In thle atudy 01 the eRects 01 aeIf-talk on dart throwing pelformance, lubJects (N = 60) were randomly BIIIgned to positive, negatfve, or control conditions then completed 15 expertmental dart throws. Resulle IncIcated that posftIve 18K-talk subJects per­ fonned slgnlllcantly better (p < .05) than negative self-talk Itb)ectl on the dart throw­ Ing task. Negative eel-talc lubfecle reported that they expected to Improve signifi­ cantly more on a future dart throwing _than did poaItJve 8eIf-ta1k and control con­ dition 8Ubfecta. Dans celie 6tude de Mnfluence de la verbalaaUon du clSCOUfS Interne eur Ia pelfor­ mance du lancer de f!echetl8I, leI luJets (N • 80) sont al6atolrement repartle en groupetl lllangage posIIIf, negatI, ou groupe t4lmoln. Toullel suJels effectuent 15 lancers de fIechette8. Lee rMultatl IndIquent one luperlortt6 statlstlque (p < .05) sup6rleure de Ia pelformance parmlle8 eujeIs ayant one verbahatton Interne posi­ tive, par rapport aUll luJets ayant una verballsatfon Interne negative. En comparant Ie groupe II verbaReatlon posftIve, Ie groupe t6m0In, at Ie groupe II verbaltsatlon nega­ tive, on remarque que leI sujete dans ce demler groupe exprlment pIue souvent que ceux dans lea deux autrel groupel un dealr d'am6llorer dans Ie cas d'une r6p6tHlon future du lancer.

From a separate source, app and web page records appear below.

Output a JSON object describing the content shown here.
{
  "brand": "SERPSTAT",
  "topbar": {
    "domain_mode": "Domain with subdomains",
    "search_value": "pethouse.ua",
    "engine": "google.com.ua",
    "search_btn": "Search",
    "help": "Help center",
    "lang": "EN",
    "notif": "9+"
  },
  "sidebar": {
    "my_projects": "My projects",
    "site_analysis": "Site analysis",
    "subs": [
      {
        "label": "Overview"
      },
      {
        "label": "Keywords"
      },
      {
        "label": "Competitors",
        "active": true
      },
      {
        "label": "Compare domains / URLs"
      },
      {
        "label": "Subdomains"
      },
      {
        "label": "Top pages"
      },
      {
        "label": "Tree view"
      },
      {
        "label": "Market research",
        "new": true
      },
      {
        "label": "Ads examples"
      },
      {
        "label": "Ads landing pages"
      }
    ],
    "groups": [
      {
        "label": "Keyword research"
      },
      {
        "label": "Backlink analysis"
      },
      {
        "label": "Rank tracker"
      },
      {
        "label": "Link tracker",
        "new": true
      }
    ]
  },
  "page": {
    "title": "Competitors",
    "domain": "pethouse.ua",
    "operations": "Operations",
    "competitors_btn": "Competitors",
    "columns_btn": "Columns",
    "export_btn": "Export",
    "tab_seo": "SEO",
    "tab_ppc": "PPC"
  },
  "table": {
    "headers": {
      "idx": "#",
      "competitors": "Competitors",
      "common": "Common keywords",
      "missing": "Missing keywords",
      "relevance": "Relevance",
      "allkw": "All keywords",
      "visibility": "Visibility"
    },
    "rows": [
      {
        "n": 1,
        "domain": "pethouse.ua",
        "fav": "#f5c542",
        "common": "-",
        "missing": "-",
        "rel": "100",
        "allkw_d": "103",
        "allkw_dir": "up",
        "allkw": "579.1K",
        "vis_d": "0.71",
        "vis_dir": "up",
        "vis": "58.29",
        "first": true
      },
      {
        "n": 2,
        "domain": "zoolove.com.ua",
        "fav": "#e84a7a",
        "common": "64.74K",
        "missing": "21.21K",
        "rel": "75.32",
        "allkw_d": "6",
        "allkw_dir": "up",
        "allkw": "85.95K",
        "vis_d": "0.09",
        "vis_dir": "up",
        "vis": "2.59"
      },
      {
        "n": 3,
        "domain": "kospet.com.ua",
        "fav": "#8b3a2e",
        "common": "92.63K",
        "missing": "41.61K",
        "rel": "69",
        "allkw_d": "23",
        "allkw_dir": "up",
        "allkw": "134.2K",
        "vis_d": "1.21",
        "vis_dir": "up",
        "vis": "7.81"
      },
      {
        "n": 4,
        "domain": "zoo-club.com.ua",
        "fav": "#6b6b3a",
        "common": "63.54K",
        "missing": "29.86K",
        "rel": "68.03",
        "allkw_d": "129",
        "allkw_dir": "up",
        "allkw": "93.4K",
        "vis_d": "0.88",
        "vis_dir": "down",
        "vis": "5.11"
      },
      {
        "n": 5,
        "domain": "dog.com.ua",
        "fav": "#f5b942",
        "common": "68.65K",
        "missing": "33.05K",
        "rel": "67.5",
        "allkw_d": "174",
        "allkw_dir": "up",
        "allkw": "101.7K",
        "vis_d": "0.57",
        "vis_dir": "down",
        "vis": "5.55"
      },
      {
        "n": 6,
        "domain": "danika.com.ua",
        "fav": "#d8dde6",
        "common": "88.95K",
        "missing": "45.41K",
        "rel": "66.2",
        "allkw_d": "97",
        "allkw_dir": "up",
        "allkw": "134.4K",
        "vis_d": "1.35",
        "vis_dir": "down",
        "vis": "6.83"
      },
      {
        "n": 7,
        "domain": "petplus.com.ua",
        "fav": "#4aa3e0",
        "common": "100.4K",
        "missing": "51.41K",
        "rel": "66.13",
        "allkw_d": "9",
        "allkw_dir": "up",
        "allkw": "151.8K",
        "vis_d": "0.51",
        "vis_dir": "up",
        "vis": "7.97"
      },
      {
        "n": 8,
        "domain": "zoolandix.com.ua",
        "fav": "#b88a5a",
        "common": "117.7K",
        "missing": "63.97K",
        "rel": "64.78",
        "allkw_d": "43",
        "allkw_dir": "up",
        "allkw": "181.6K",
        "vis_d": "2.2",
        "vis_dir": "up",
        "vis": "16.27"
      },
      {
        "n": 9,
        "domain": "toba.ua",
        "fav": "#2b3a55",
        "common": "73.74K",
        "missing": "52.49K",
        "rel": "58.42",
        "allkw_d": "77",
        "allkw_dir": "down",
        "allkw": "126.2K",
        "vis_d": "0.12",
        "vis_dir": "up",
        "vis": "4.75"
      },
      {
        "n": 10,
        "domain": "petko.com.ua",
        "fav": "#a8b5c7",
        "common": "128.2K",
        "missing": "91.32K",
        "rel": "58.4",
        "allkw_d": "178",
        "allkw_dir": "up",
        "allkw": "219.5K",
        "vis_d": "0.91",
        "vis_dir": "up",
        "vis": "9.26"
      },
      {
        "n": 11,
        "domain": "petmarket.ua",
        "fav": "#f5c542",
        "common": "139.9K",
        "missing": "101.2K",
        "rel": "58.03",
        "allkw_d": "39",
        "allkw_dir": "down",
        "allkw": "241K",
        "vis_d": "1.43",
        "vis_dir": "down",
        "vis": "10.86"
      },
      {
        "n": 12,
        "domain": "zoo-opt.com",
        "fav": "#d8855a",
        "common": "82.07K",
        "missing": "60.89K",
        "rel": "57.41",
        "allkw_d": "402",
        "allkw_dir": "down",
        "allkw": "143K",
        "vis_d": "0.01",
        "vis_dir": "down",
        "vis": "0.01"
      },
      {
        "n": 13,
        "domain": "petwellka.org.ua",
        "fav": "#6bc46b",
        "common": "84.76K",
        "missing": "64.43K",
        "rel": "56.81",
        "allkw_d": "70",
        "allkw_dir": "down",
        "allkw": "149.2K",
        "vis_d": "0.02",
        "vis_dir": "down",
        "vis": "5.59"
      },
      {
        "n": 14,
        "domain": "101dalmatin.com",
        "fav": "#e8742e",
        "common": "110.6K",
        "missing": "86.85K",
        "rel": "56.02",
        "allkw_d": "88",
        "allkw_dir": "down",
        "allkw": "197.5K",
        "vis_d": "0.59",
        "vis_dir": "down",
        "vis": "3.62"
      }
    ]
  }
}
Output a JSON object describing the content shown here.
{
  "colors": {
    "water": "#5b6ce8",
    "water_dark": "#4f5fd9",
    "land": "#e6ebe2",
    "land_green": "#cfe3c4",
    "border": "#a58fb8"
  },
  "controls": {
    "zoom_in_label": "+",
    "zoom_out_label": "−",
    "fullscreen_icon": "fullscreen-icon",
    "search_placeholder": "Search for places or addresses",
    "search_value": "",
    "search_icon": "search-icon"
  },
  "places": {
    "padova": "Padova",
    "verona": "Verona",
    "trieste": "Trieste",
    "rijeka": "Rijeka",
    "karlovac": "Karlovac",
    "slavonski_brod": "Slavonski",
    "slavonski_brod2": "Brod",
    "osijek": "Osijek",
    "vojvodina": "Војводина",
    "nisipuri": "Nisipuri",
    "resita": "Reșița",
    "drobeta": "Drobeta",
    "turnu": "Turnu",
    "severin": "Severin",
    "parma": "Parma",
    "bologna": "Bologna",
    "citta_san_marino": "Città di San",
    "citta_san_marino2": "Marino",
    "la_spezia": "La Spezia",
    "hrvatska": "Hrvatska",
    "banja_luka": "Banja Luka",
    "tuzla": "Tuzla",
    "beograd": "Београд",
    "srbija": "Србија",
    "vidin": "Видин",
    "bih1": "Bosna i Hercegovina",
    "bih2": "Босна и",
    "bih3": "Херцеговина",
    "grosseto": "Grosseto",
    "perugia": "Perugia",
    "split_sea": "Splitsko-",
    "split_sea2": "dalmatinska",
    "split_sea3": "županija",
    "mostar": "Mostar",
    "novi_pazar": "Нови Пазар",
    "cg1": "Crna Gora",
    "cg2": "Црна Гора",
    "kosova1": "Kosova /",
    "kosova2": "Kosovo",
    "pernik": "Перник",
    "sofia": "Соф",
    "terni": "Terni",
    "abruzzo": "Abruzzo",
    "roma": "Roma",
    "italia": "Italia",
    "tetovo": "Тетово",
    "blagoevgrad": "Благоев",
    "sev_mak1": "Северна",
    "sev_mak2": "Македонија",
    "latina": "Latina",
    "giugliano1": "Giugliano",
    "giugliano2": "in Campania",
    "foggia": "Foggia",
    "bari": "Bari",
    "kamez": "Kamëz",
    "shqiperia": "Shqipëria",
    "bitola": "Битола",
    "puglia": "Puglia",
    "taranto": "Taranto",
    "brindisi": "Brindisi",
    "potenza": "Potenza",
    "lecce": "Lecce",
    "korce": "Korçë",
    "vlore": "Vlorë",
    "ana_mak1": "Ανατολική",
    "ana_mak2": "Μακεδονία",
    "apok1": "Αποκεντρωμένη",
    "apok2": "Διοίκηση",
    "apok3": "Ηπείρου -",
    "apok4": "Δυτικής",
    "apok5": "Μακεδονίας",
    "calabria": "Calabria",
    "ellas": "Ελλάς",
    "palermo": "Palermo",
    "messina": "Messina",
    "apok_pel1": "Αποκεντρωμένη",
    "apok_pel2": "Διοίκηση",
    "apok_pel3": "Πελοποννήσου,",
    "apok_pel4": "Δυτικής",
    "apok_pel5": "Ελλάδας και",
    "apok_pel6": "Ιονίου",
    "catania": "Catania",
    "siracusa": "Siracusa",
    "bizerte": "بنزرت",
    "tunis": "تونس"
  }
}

The self-regulation of motivation represents a key feature of self-regulated learning. Recent studies have documented that students use a variety of strategies to sustain their learning motivation and that most of these strategies have positive effects. However, less is known about how students integrate the various motivational strategies into an individual motivational regulation profile and which kind of profiles are most adaptive with respect to enhanced effort and persistence. To shed more light on this issue, we examined the motivational regulation profiles within two samples of German high-school and college students. In Study 1 (N = 231 11th and 12th grade students), latent profile analysis revealed five subgroups of students holding different motivational regulation profiles. In Study 2 (N = 600 college students), the five class solution was replicated with slight changes in the nature of the profiles. In both studies, profiles with a higher overall level of motivational strategy use were associated with a higher level of effort and achievement. Regarding differences in profile shape, results indicated that profiles emphasizing mastery and/or performance-approach self-talk were most adaptive. Implications of the findings for future research on motivational regulation are discussed.